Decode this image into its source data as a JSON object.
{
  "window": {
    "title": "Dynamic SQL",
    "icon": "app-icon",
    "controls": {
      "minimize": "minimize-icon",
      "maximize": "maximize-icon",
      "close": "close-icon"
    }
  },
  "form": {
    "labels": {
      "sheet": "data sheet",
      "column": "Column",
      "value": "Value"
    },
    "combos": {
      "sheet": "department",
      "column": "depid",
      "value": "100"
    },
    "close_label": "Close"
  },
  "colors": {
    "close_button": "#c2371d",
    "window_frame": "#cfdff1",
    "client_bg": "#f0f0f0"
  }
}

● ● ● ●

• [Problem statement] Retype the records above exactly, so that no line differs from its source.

• [Your solution]
Decode this image into its source data as a JSON object.
{
  "window": {
    "title": "Dynamic SQL",
    "icon": "app-icon",
    "controls": {
      "minimize": "minimize-icon",
      "maximize": "maximize-icon",
      "close": "close-icon"
    }
  },
  "form": {
    "labels": {
      "sheet": "data sheet",
      "column": "Column",
      "value": "Value"
    },
    "combos": {
      "sheet": "department",
      "column": "depid",
      "value": "100"
    },
    "close_label": "Close"
  },
  "colors": {
    "close_button": "#c2371d",
    "window_frame": "#cfdff1",
    "client_bg": "#f0f0f0"
  }
}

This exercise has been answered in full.